Meah Howlett speaks to the students behind an exciting new sustainable fashion initiative on campus, and examines the everyday changes consumers can make to encourage an alternative to the hidden environmental damage of the fast-fashion industry.
8:27am on a Monday morning. You’re hurriedly scrambling through creased shirts, holey jumpers and last night’s outfit, until you admit defeat- there really is nothing to wear in your wardrobe. But instead of despair or a sneaky online shop in your 9am lecture, why don’t you borrow your housemate’s tee, get out your sewing kit or head down to the local charity shop?
This is the positive pledge four students Imogen, Louis, Abbie and Lizzy are campaigning for in their project, Swap Shop. I met with them to get to the nitty-gritty of the next budding fashion revolution, and to see why we should care about it.
As the world’s second biggest pollutant, the fast-fashion industry is a hidden environmental horror; an issue in which this campaign wants people to engage with: “take a small action, which will combat climate change and encourage pro-environmental behaviour.” This issue is not only created through production and consumption, but the disposal of our fickle fashion-buys, “everyone is so quick to throw away their clothes, it’s becoming such a problem in landfills with lots of toxic materials being deposited.”
As students of Renewable Energy and Geography who had no awareness prior to research on this “forgotten industry”, they were enthusiastic to plant a seed of doubt on fast-fashion across campus, in the hopes that if people jumped on-board sustainable fashion, they would see how damaging regular consumption of cheap and quick clothes are- not only to their bank balances.
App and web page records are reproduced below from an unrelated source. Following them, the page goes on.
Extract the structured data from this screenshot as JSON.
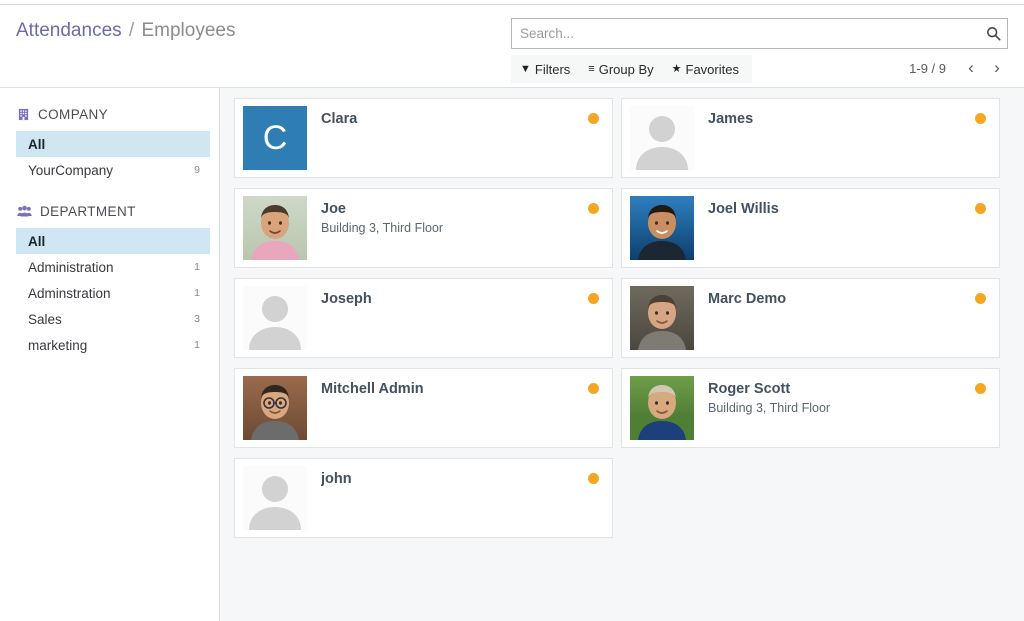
{
  "breadcrumb": {
    "parent": "Attendances",
    "separator": "/",
    "current": "Employees"
  },
  "search": {
    "placeholder": "Search...",
    "value": "",
    "icon": "search-icon"
  },
  "filter_bar": {
    "filters_label": "Filters",
    "filters_icon": "▼",
    "group_by_label": "Group By",
    "group_by_icon": "≡",
    "favorites_label": "Favorites",
    "favorites_icon": "★"
  },
  "pager": {
    "range": "1-9 / 9",
    "prev_icon": "‹",
    "next_icon": "›"
  },
  "sidebar": {
    "sections": [
      {
        "title": "COMPANY",
        "icon": "building-icon",
        "items": [
          {
            "label": "All",
            "count": "",
            "selected": true
          },
          {
            "label": "YourCompany",
            "count": "9",
            "selected": false
          }
        ]
      },
      {
        "title": "DEPARTMENT",
        "icon": "users-icon",
        "items": [
          {
            "label": "All",
            "count": "",
            "selected": true
          },
          {
            "label": "Administration",
            "count": "1",
            "selected": false
          },
          {
            "label": "Adminstration",
            "count": "1",
            "selected": false
          },
          {
            "label": "Sales",
            "count": "3",
            "selected": false
          },
          {
            "label": "marketing",
            "count": "1",
            "selected": false
          }
        ]
      }
    ]
  },
  "colors": {
    "status_dot": "#f5a623",
    "sidebar_selected": "#cfe7f3",
    "breadcrumb_link": "#6a6ca8",
    "clara_avatar_bg": "#2f7eb3"
  },
  "kanban": {
    "cards": [
      {
        "name": "Clara",
        "subtitle": "",
        "status": "present",
        "avatar": "letter-tile",
        "letter": "C",
        "avatar_bg": "#2f7eb3"
      },
      {
        "name": "James",
        "subtitle": "",
        "status": "present",
        "avatar": "placeholder-silhouette"
      },
      {
        "name": "Joe",
        "subtitle": "Building 3, Third Floor",
        "status": "present",
        "avatar": "photo-joe"
      },
      {
        "name": "Joel Willis",
        "subtitle": "",
        "status": "present",
        "avatar": "photo-joel-willis"
      },
      {
        "name": "Joseph",
        "subtitle": "",
        "status": "present",
        "avatar": "placeholder-silhouette"
      },
      {
        "name": "Marc Demo",
        "subtitle": "",
        "status": "present",
        "avatar": "photo-marc-demo"
      },
      {
        "name": "Mitchell Admin",
        "subtitle": "",
        "status": "present",
        "avatar": "photo-mitchell-admin"
      },
      {
        "name": "Roger Scott",
        "subtitle": "Building 3, Third Floor",
        "status": "present",
        "avatar": "photo-roger-scott"
      },
      {
        "name": "john",
        "subtitle": "",
        "status": "present",
        "avatar": "placeholder-silhouette"
      }
    ]
  }
}
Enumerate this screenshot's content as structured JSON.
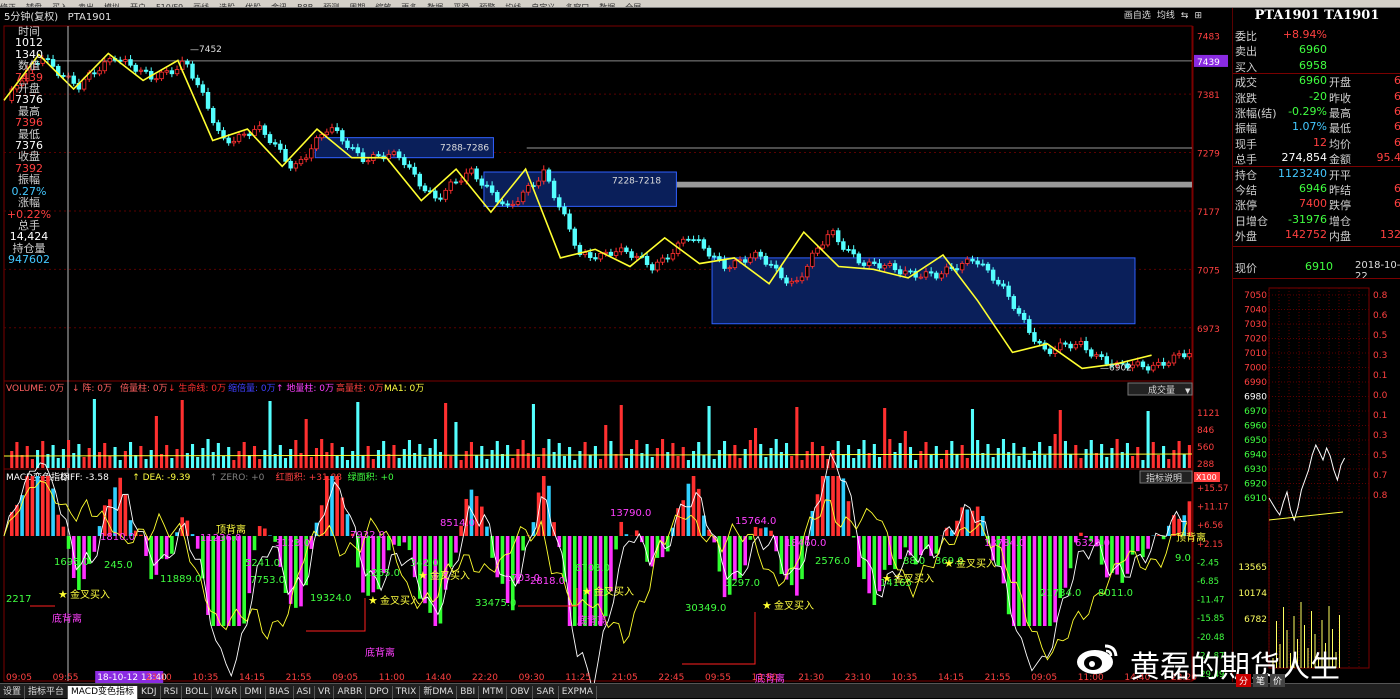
{
  "topmenu": [
    "修正",
    "辅盘",
    "买入",
    "卖出",
    "模拟",
    "开户",
    "F10/F9",
    "画线",
    "选股",
    "优股",
    "金讯",
    "B8B",
    "预测",
    "周期",
    "缩放",
    "更多",
    "数据",
    "平滑",
    "预警",
    "均线",
    "自定义",
    "多窗口",
    "数据",
    "全屏"
  ],
  "title": {
    "period": "5分钟(复权)",
    "symbol": "PTA1901"
  },
  "title_right": [
    "画自选",
    "均线",
    "⇆",
    "⊞"
  ],
  "info_box": [
    {
      "label": "时间",
      "value": "1012",
      "cls": "w"
    },
    {
      "label": "",
      "value": "1340",
      "cls": "w"
    },
    {
      "label": "数值",
      "value": "7439",
      "cls": "r"
    },
    {
      "label": "开盘",
      "value": "7376",
      "cls": "w"
    },
    {
      "label": "最高",
      "value": "7396",
      "cls": "r"
    },
    {
      "label": "最低",
      "value": "7376",
      "cls": "w"
    },
    {
      "label": "收盘",
      "value": "7392",
      "cls": "r"
    },
    {
      "label": "振幅",
      "value": "0.27%",
      "cls": "c"
    },
    {
      "label": "涨幅",
      "value": "+0.22%",
      "cls": "r"
    },
    {
      "label": "总手",
      "value": "14,424",
      "cls": "w"
    },
    {
      "label": "持仓量",
      "value": "947602",
      "cls": "c"
    }
  ],
  "price_axis": {
    "labels": [
      "7483",
      "7439",
      "7381",
      "7279",
      "7177",
      "7075",
      "6973"
    ],
    "highlight": "7439"
  },
  "price_annotations": {
    "high": "7452",
    "low": "6902",
    "box1": "7288-7286",
    "box2": "7228-7218"
  },
  "volume_header": [
    {
      "text": "VOLUME: 0万",
      "color": "#ff6060"
    },
    {
      "text": "↓ 阵: 0万",
      "color": "#ff6060"
    },
    {
      "text": "倍量柱: 0万",
      "color": "#ff6060"
    },
    {
      "text": "↓ 生命线: 0万",
      "color": "#ff3030"
    },
    {
      "text": "缩倍量: 0万",
      "color": "#4040ff"
    },
    {
      "text": "↑ 地量柱: 0万",
      "color": "#ff40ff"
    },
    {
      "text": "高量柱: 0万",
      "color": "#ff4040"
    },
    {
      "text": "MA1: 0万",
      "color": "#ffff40"
    }
  ],
  "volume_axis": [
    "1121",
    "846",
    "560",
    "288"
  ],
  "volume_unit": "X100",
  "volume_dropdown": "成交量",
  "macd_header": [
    {
      "text": "MACD变色指标",
      "color": "#ffffff"
    },
    {
      "text": "DIFF: -3.58",
      "color": "#ffffff"
    },
    {
      "text": "↑ DEA: -9.39",
      "color": "#ffff40"
    },
    {
      "text": "↑ ZERO: +0",
      "color": "#808080"
    },
    {
      "text": "红面积: +31.88",
      "color": "#ff4040"
    },
    {
      "text": "绿面积: +0",
      "color": "#40ff40"
    }
  ],
  "macd_button": "指标说明",
  "macd_axis": [
    "+15.57",
    "+11.17",
    "+6.56",
    "+2.15",
    "-2.45",
    "-6.85",
    "-11.47",
    "-15.85",
    "-20.48",
    "-24.87",
    "-29.49"
  ],
  "macd_labels": [
    {
      "t": "8514.0",
      "c": "#ff40ff"
    },
    {
      "t": "13790.0",
      "c": "#ff40ff"
    },
    {
      "t": "15764.0",
      "c": "#ff40ff"
    },
    {
      "t": "18460.0",
      "c": "#ff40ff"
    },
    {
      "t": "13784.0",
      "c": "#ff40ff"
    },
    {
      "t": "6328.0",
      "c": "#ff40ff"
    },
    {
      "t": "7932.0",
      "c": "#ff40ff"
    },
    {
      "t": "11236.0",
      "c": "#ff40ff"
    },
    {
      "t": "1810.0",
      "c": "#ff40ff"
    },
    {
      "t": "3123.0",
      "c": "#ff40ff"
    },
    {
      "t": "2818.0",
      "c": "#ff40ff"
    },
    {
      "t": "1703.0",
      "c": "#ff40ff"
    },
    {
      "t": "11889.0",
      "c": "#40ff40"
    },
    {
      "t": "1265.0",
      "c": "#40ff40"
    },
    {
      "t": "6703.0",
      "c": "#40ff40"
    },
    {
      "t": "5241.0",
      "c": "#40ff40"
    },
    {
      "t": "7753.0",
      "c": "#40ff40"
    },
    {
      "t": "33475.0",
      "c": "#40ff40"
    },
    {
      "t": "19324.0",
      "c": "#40ff40"
    },
    {
      "t": "30349.0",
      "c": "#40ff40"
    },
    {
      "t": "21734.0",
      "c": "#40ff40"
    },
    {
      "t": "8011.0",
      "c": "#40ff40"
    },
    {
      "t": "2217",
      "c": "#40ff40"
    },
    {
      "t": "1695.0",
      "c": "#40ff40"
    },
    {
      "t": "245.0",
      "c": "#40ff40"
    },
    {
      "t": "342.0",
      "c": "#40ff40"
    },
    {
      "t": "3297.0",
      "c": "#40ff40"
    },
    {
      "t": "2576.0",
      "c": "#40ff40"
    },
    {
      "t": "14165",
      "c": "#40ff40"
    },
    {
      "t": "369.0",
      "c": "#40ff40"
    },
    {
      "t": "88.0",
      "c": "#40ff40"
    },
    {
      "t": "9.0",
      "c": "#40ff40"
    }
  ],
  "buy_signal": "金叉买入",
  "divergence_label": "底背离",
  "top_divergence": "顶背离",
  "time_axis": [
    "09:05",
    "09:55",
    "18-10-12 13:40",
    "23:10",
    "10:35",
    "14:15",
    "21:55",
    "09:05",
    "11:00",
    "14:40",
    "22:20",
    "09:30",
    "11:25",
    "21:05",
    "22:45",
    "09:55",
    "13:50",
    "21:30",
    "23:10",
    "10:35",
    "14:15",
    "21:55",
    "09:05",
    "11:00",
    "14:40",
    "22:20"
  ],
  "time_highlight": "18-10-12 13:40",
  "quote": {
    "title": "PTA1901 TA1901",
    "rows": [
      {
        "k": "委比",
        "v": "+8.94%",
        "vc": "#ff4040",
        "k2": "",
        "v2": ""
      },
      {
        "k": "卖出",
        "v": "6960",
        "vc": "#40ff40",
        "k2": "",
        "v2": ""
      },
      {
        "k": "买入",
        "v": "6958",
        "vc": "#40ff40",
        "k2": "",
        "v2": ""
      },
      {
        "k": "成交",
        "v": "6960",
        "vc": "#40ff40",
        "k2": "开盘",
        "v2": "6"
      },
      {
        "k": "涨跌",
        "v": "-20",
        "vc": "#40ff40",
        "k2": "昨收",
        "v2": "6"
      },
      {
        "k": "涨幅(结)",
        "v": "-0.29%",
        "vc": "#40ff40",
        "k2": "最高",
        "v2": "6"
      },
      {
        "k": "振幅",
        "v": "1.07%",
        "vc": "#44c8ff",
        "k2": "最低",
        "v2": "6"
      },
      {
        "k": "现手",
        "v": "12",
        "vc": "#ff4040",
        "k2": "均价",
        "v2": "6"
      },
      {
        "k": "总手",
        "v": "274,854",
        "vc": "#ffffff",
        "k2": "金额",
        "v2": "95.4"
      },
      {
        "k": "持仓",
        "v": "1123240",
        "vc": "#44c8ff",
        "k2": "开平",
        "v2": ""
      },
      {
        "k": "今结",
        "v": "6946",
        "vc": "#40ff40",
        "k2": "昨结",
        "v2": "6"
      },
      {
        "k": "涨停",
        "v": "7400",
        "vc": "#ff4040",
        "k2": "跌停",
        "v2": "6"
      },
      {
        "k": "日增仓",
        "v": "-31976",
        "vc": "#40ff40",
        "k2": "增仓",
        "v2": ""
      },
      {
        "k": "外盘",
        "v": "142752",
        "vc": "#ff4040",
        "k2": "内盘",
        "v2": "132"
      }
    ],
    "now_label": "现价",
    "now_value": "6910",
    "now_date": "2018-10-22",
    "mini_axis": [
      "7050",
      "7040",
      "7030",
      "7020",
      "7010",
      "7000",
      "6990",
      "6980",
      "6970",
      "6960",
      "6950",
      "6940",
      "6930",
      "6920",
      "6910",
      "13565",
      "10174",
      "6782"
    ],
    "mini_axis_right": [
      "0.8",
      "0.6",
      "0.5",
      "0.3",
      "0.1",
      "0.0",
      "0.1",
      "0.3",
      "0.5",
      "0.7",
      "0.8"
    ],
    "tabs": [
      "分",
      "笔",
      "价"
    ]
  },
  "bottom_tabs": [
    "设置",
    "指标平台",
    "MACD变色指标",
    "KDJ",
    "RSI",
    "BOLL",
    "W&R",
    "DMI",
    "BIAS",
    "ASI",
    "VR",
    "ARBR",
    "DPO",
    "TRIX",
    "新DMA",
    "BBI",
    "MTM",
    "OBV",
    "SAR",
    "EXPMA"
  ],
  "bottom_active": "MACD变色指标",
  "watermark": "黄磊的期货人生",
  "chart_data": {
    "type": "candlestick",
    "symbol": "PTA1901",
    "period": "5分钟",
    "ylim": [
      6880,
      7500
    ],
    "zigzag": [
      7370,
      7450,
      7390,
      7452,
      7405,
      7440,
      7300,
      7320,
      7255,
      7320,
      7270,
      7270,
      7195,
      7250,
      7175,
      7250,
      7095,
      7110,
      7080,
      7130,
      7085,
      7095,
      7050,
      7140,
      7080,
      7075,
      7060,
      7100,
      7020,
      6930,
      6945,
      6902,
      6910,
      6925
    ],
    "ranges": [
      {
        "name": "7288-7286",
        "low": 7286,
        "high": 7288
      },
      {
        "name": "7228-7218",
        "low": 7218,
        "high": 7228
      }
    ],
    "boxes": [
      {
        "x0": 0.262,
        "x1": 0.412,
        "low": 7270,
        "high": 7305
      },
      {
        "x0": 0.404,
        "x1": 0.566,
        "low": 7185,
        "high": 7245
      },
      {
        "x0": 0.596,
        "x1": 0.952,
        "low": 6980,
        "high": 7095
      }
    ]
  }
}
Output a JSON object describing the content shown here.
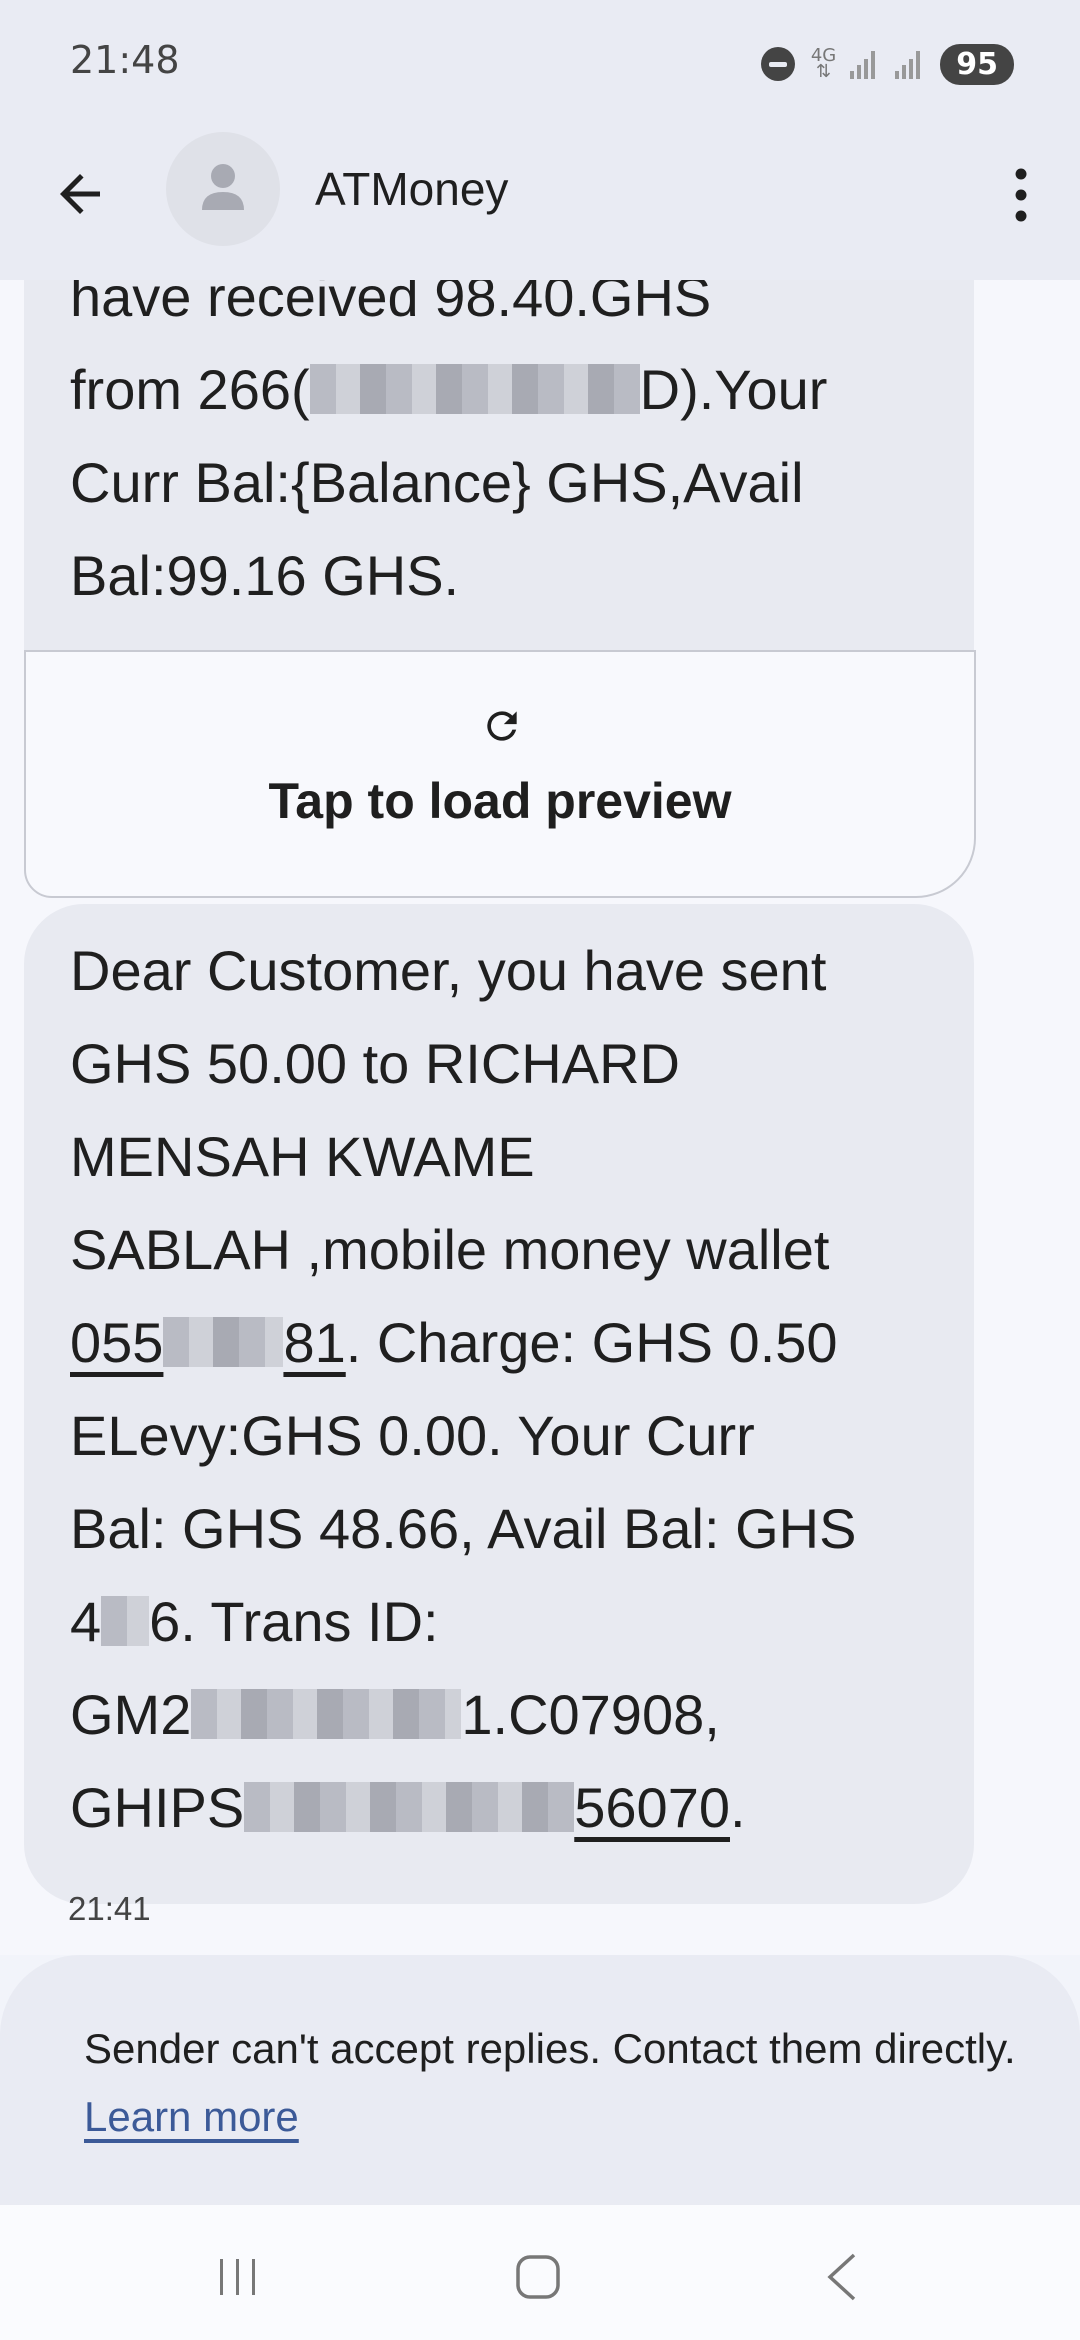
{
  "status_bar": {
    "time": "21:48",
    "network": "4G",
    "battery": "95",
    "icons": [
      "do-not-disturb-icon",
      "network-4g-icon",
      "signal-icon",
      "signal-icon",
      "battery-icon"
    ]
  },
  "header": {
    "contact_name": "ATMoney",
    "icons": [
      "back-arrow-icon",
      "person-icon",
      "more-vert-icon"
    ]
  },
  "messages": {
    "bubble_1": {
      "line_1": "have received 98.40.GHS",
      "line_2_prefix": "from 266(",
      "line_2_suffix": "D).Your",
      "line_3": "Curr Bal:{Balance} GHS,Avail",
      "line_4": "Bal:99.16 GHS."
    },
    "preview": {
      "icon": "refresh-icon",
      "label": "Tap to load preview"
    },
    "bubble_2": {
      "line_1": "Dear Customer, you have sent",
      "line_2": "GHS 50.00 to RICHARD",
      "line_3": "MENSAH KWAME",
      "line_4": "SABLAH ,mobile money wallet",
      "line_5_link_prefix": "055",
      "line_5_link_suffix": "81",
      "line_5_rest": ". Charge: GHS 0.50",
      "line_6": "ELevy:GHS 0.00. Your Curr",
      "line_7": "Bal: GHS 48.66, Avail Bal: GHS",
      "line_8_prefix": "4",
      "line_8_suffix": "6. Trans ID:",
      "line_9_prefix": "GM2",
      "line_9_suffix": "1.C07908,",
      "line_10_prefix": "GHIPS",
      "line_10_link_suffix": "56070",
      "line_10_end": "."
    },
    "timestamp": "21:41"
  },
  "reply_notice": {
    "text": "Sender can't accept replies. Contact them directly.",
    "link": "Learn more"
  },
  "nav_bar": {
    "icons": [
      "recents-icon",
      "home-icon",
      "back-icon"
    ]
  },
  "colors": {
    "background": "#f2f4fa",
    "bubble": "#e8eaf1",
    "link": "#3c5a98"
  }
}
As part of their campaign they created a pop-up ‘Swap Shop’ at The Compass on Penryn Campus, where people brought un-worn gems of clothing, to swap with their peers, all for free!
With overwhelming support from housemates, students and their Instagram Page @swapshoppenryncampus (go check out for fashion inspo and eco-friendly facts) they are optimistic this trend can prosper in our Cornish student community and beyond: “People have shown quite a lot of interest, so I think it has quite a lot of potential to catch on.”
“There aren’t particularly any downsides to it, you don’t need to invest any more time or money into it” and investing in fashion which is “not the same as what everyone else has, you can adapt it to your own style.”
The Swap Shop campaign encapsulates a simple every day change that they hope will capture the attention of a student demographic at the fore-front of online shopping, consuming and investing in new clothes. Their motto is simple: “If you are going to buy things new, you could buy better quality, and longer lasting products. And fix things instead of throwing them away”- yes, this includes that holey jumper, because no, you don’t need another one.
So, what every-day changes can fashionistas and clothing muggles alike make to combat one of the biggest climate change issues in the world? Imogen, Louis, Abbie and Lizzy have three easy tricks:
- Sharing is caring: “It’s one of those things people can do themselves, get friends together, and do it in their homes. Or just swapping between two people, it doesn’t have to be on a big scale.
- Give it a go: “as soon as you start doing it, you realise how good it is. It’s one of those things you’ve got to throw yourself into”
- Be aware of your shopping habits: “And resist from buying another new stripy t-shirt” (which I must add, they say while three of them are sat wearing stripy t-shirts together!)
In the age of consumers demanding further transparency into fashion corporations manufacturing methods and a rising trend in our generation mending clothes, initiatives such as Swap Shop are an exciting step in battling a destructive fast-fashion culture.
“If we reach 1 person out of 10 even, that’s a big enough impact.”